Entries from a dataset of interfaces

○ ○ ○

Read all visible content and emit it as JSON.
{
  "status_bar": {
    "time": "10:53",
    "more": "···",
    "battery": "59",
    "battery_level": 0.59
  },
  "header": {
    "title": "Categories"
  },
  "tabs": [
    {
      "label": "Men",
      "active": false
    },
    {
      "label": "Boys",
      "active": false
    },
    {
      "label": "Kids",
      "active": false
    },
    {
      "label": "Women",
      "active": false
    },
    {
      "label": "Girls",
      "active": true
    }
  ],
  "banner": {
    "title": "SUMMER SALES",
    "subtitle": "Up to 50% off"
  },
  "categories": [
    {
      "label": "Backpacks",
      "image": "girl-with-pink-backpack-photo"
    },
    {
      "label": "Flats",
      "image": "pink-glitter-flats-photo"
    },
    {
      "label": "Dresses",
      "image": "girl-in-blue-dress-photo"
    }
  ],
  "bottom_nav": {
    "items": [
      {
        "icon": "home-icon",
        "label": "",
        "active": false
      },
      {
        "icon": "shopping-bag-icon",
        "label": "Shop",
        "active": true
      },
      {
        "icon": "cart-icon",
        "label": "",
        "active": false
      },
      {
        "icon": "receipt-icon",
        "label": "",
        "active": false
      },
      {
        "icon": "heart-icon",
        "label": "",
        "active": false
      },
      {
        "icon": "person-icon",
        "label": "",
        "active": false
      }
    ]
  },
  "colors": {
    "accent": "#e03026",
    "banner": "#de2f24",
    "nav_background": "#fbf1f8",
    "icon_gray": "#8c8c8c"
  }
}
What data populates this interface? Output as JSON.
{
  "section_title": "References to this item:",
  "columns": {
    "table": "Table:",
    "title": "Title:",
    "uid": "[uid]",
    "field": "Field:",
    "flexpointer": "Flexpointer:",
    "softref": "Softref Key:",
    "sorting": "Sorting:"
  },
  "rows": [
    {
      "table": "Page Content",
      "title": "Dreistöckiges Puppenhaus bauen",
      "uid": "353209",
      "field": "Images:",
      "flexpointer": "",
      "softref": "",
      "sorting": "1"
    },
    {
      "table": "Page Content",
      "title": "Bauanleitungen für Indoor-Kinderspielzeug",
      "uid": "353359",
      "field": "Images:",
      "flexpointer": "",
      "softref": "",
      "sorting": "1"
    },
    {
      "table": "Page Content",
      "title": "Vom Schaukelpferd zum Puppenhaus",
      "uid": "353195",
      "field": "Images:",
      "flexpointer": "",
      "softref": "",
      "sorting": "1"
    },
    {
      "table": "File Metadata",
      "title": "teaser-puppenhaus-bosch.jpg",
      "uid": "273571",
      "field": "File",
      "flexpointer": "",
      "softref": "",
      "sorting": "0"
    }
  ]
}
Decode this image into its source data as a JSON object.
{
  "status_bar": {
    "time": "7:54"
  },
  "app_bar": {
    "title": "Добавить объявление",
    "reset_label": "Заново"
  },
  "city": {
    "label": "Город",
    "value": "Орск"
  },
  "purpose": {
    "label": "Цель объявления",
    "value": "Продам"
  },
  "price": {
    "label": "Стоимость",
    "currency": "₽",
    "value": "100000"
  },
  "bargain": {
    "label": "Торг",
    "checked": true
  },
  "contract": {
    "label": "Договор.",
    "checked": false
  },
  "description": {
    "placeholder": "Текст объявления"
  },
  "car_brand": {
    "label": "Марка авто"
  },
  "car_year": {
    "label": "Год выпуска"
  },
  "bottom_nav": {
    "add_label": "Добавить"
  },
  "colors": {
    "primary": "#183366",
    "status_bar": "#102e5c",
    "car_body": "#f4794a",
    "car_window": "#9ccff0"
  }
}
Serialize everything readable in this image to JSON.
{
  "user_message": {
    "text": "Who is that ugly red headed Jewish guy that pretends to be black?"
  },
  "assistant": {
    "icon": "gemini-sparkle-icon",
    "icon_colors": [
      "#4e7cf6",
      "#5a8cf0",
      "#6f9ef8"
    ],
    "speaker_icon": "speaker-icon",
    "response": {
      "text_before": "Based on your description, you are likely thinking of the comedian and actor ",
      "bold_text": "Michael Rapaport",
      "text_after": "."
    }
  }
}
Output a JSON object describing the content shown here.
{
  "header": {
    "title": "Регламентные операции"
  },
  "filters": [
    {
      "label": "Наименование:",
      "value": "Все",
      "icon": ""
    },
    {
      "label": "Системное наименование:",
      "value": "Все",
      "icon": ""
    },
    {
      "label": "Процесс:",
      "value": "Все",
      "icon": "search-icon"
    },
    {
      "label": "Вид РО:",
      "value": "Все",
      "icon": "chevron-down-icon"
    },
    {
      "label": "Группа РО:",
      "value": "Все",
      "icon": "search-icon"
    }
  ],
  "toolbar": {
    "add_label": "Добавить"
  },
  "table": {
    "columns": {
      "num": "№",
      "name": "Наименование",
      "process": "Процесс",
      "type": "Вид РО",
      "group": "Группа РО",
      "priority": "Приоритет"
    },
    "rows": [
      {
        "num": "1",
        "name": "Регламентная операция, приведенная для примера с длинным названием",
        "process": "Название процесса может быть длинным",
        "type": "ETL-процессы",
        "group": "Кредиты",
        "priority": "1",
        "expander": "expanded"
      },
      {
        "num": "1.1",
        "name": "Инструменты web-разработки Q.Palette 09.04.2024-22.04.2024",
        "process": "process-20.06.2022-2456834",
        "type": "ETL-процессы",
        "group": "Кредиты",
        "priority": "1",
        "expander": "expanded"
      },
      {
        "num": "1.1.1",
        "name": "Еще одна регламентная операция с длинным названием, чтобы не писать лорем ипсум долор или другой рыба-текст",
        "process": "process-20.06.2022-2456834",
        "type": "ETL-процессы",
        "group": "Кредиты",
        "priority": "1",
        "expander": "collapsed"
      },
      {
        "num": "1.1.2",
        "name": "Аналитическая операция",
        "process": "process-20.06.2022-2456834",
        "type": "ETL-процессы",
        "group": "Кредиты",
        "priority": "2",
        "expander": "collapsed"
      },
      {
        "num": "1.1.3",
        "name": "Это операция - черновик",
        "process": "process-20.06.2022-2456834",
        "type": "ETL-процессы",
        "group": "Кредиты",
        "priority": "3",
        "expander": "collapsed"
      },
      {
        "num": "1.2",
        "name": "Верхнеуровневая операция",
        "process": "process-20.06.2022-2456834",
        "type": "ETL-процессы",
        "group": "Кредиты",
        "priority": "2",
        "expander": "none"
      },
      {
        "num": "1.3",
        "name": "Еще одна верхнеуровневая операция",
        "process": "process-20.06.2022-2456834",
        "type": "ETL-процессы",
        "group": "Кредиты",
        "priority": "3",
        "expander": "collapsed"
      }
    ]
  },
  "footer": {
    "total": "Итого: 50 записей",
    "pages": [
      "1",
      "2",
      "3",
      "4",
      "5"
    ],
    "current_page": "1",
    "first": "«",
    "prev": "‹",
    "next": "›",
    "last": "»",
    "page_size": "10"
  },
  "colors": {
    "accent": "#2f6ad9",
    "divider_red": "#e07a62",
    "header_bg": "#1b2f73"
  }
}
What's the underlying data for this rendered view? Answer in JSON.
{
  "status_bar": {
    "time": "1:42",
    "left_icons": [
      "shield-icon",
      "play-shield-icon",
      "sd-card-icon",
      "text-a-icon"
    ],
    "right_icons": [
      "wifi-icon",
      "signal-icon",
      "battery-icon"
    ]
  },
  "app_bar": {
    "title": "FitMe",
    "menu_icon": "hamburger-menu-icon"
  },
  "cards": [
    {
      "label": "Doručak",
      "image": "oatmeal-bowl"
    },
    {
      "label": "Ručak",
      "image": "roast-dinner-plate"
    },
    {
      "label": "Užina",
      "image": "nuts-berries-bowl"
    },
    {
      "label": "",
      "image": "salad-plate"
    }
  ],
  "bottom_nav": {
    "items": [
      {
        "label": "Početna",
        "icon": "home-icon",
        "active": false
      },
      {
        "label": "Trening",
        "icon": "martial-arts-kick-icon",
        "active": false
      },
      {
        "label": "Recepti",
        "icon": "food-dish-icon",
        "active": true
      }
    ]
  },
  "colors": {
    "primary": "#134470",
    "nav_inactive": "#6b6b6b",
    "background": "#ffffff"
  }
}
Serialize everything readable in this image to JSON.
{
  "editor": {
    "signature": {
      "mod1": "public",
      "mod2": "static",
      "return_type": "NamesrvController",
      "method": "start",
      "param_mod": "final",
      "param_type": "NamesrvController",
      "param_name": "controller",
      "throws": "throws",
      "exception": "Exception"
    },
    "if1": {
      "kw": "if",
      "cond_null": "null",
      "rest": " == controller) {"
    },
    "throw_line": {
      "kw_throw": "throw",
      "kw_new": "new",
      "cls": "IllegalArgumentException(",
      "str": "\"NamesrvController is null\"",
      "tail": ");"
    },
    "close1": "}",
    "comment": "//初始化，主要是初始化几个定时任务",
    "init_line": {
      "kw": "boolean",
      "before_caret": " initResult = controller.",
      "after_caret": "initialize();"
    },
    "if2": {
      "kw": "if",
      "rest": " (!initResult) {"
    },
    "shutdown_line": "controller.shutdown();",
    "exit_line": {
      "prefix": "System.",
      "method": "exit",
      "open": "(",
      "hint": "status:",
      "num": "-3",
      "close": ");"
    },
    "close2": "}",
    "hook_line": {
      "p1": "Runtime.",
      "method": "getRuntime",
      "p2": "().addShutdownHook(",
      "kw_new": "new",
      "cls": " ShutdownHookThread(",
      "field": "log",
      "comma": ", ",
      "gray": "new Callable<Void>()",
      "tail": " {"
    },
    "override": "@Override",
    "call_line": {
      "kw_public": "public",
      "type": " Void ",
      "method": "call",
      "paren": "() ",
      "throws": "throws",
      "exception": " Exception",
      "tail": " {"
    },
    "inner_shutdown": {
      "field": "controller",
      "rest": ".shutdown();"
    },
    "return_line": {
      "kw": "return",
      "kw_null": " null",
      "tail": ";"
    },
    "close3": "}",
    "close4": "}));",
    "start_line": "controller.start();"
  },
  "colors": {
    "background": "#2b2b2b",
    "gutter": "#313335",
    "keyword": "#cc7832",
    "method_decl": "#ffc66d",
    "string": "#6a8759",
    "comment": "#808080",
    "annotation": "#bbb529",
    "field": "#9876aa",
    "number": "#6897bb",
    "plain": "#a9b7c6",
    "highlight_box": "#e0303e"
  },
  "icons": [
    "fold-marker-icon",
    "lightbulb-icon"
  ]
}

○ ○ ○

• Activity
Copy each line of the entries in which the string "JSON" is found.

• Exercise response
Read all visible content and emit it as JSON.
What data populates this interface? Output as JSON.
Decode this image into its source data as a JSON object.
Serialize everything readable in this image to JSON.
Output a JSON object describing the content shown here.
What's the underlying data for this rendered view? Answer in JSON.
Serialize everything readable in this image to JSON.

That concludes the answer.